- 2. You can change your perspective, or the “story” you’re telling. I challenge my clients to look at the situation from the other person’s point of view. What do “they” value? The other person’s behavior often becomes “logical” thru that different lens. They’re not being difficult, they just don’t see it like you do. Once you honor the other person’s story, it opens up new possibilities about finding common ground or changing your own tactics.
- 3. You can make better Requests and/or you can explain yourself differently. A frequent whine is “they aren’t doing like I want them to.” Well, how have you asked? Are you assuming they see it your way? Can you be certain they hold the same values?A Request is more powerful than a wish or an expectation. Try this: “I Request you do X (action) by Z (deadline) using Y (metrics of success).” When you spell out the details and the other person agrees, you’ve got a commitment. So change how you ask.
- 4. You can learn something from them. If you believe The Universe only sends you what you can handle, seek the lesson in your challenging relationship. If this person triggers something in you, practice Patience. If their disorganization drives you crazy, maybe you need to work on Flexibility. Or work on your Compassion.
- 5. You can accept and love them, exactly as they are. Suffering is the result of arguing with reality. If your partner is not (and never has been) skilled at giving positive feedback, why do you continue to expect them to be your source of affirmation? Who is really the problem?OK, in the workplace you can argue that your boss should be better at affirming you, but if every day you picked up a rattlesnake and got bit, whose fault is that? If you choose to keep living with a rattlesnake, or a negative Nellie, notice that you can “suffer” or you can admire what a great rattlesnake they are and look elsewhere for your daily dose of honey.

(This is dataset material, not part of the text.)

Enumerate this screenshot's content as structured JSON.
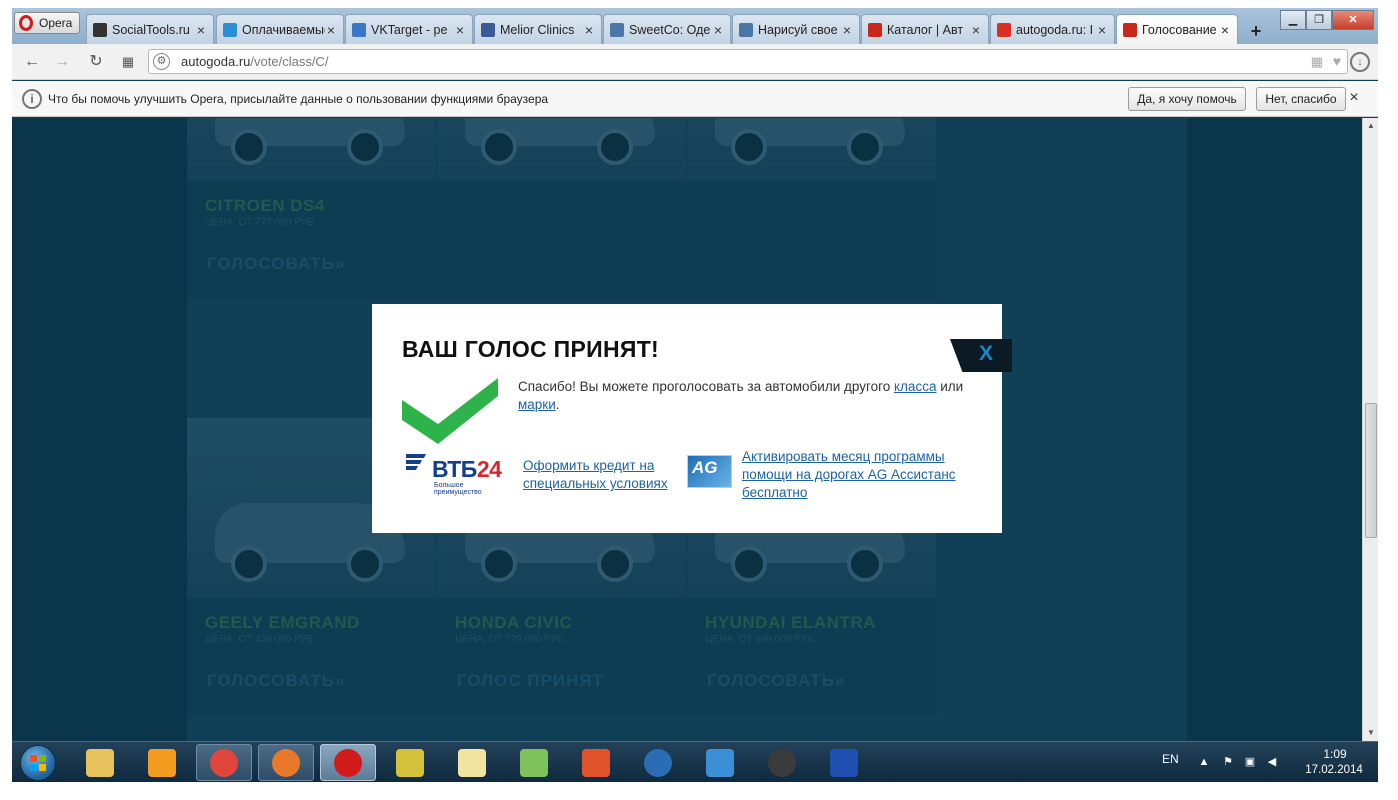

- 6. You can speak the truth and trust others to be adults. This is the toughest. When you find yourself “stuck” I challenge you to consider if you might be using “it’s about them” as an excuse to avoid your own discomfort. You’re a strong person AND so are they! Trust they put on their Big Girl pants this morning, and if you do something that challenges them, they’ll figure it out. You don’t always have to “take care of” everyone else.I close with a client story: My client’s company is on the verge of huge changes that will force reorganization (and not everyone can be in charge, right?!). My client has the assignment to design a new org chart. The boss keeps stalling. The uncertainty is causing key leaders to polish their resumes. The team is swimming in assumptions that “others” can’t handle the conversation. So, do you wait for “them” to change, or do you step up and make something happen? What would you do?
Remember, Leadership is not about a title; anyone can be a leader who works first on self, and takes responsibility for the clarity of conversations and expectations.

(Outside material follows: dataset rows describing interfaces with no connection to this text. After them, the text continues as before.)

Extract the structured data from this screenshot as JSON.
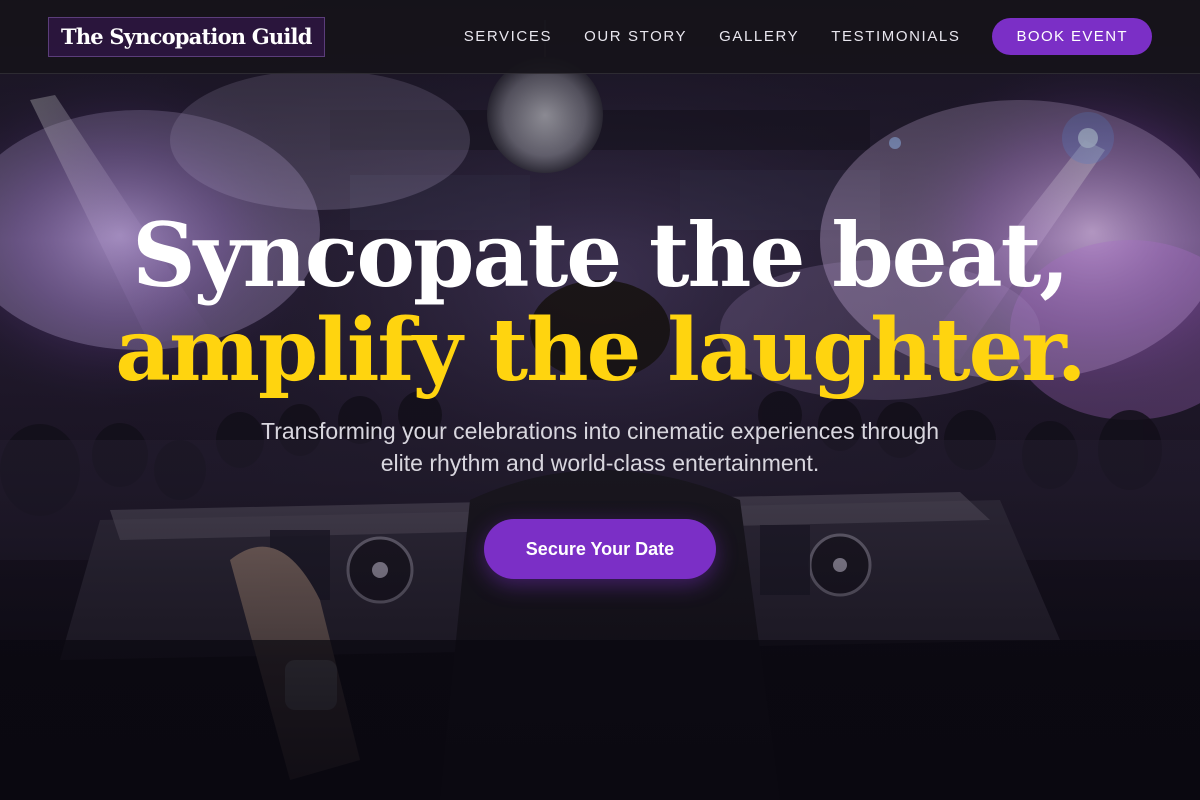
{
  "navbar": {
    "brand": "The Syncopation Guild",
    "links": [
      {
        "label": "SERVICES"
      },
      {
        "label": "OUR STORY"
      },
      {
        "label": "GALLERY"
      },
      {
        "label": "TESTIMONIALS"
      }
    ],
    "cta_label": "BOOK EVENT"
  },
  "hero": {
    "headline_line1": "Syncopate the beat,",
    "headline_line2": "amplify the laughter.",
    "tagline": "Transforming your celebrations into cinematic experiences through elite rhythm and world-class entertainment.",
    "cta_label": "Secure Your Date",
    "background_image": "nightclub-dj-crowd-photo"
  },
  "colors": {
    "accent_purple": "#7b2fc6",
    "headline_yellow": "#ffd40f",
    "navbar_bg": "#16141a",
    "text_white": "#ffffff"
  }
}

Footnote: Life Wisdom Need Not Be Heavy
I close with some humorous suggestions: You can’t change others, but you CAN…
…make a mean grilled cheese.
…mind your own business.
…rearrange the furniture.
…get back on your medication.
…unfriend them on Facebook.
…marry them (because love).
…change your address.
…review them on Amazon.
…change a diaper.
…build a wall.
and my personal fave: …you can always eat Chocolate!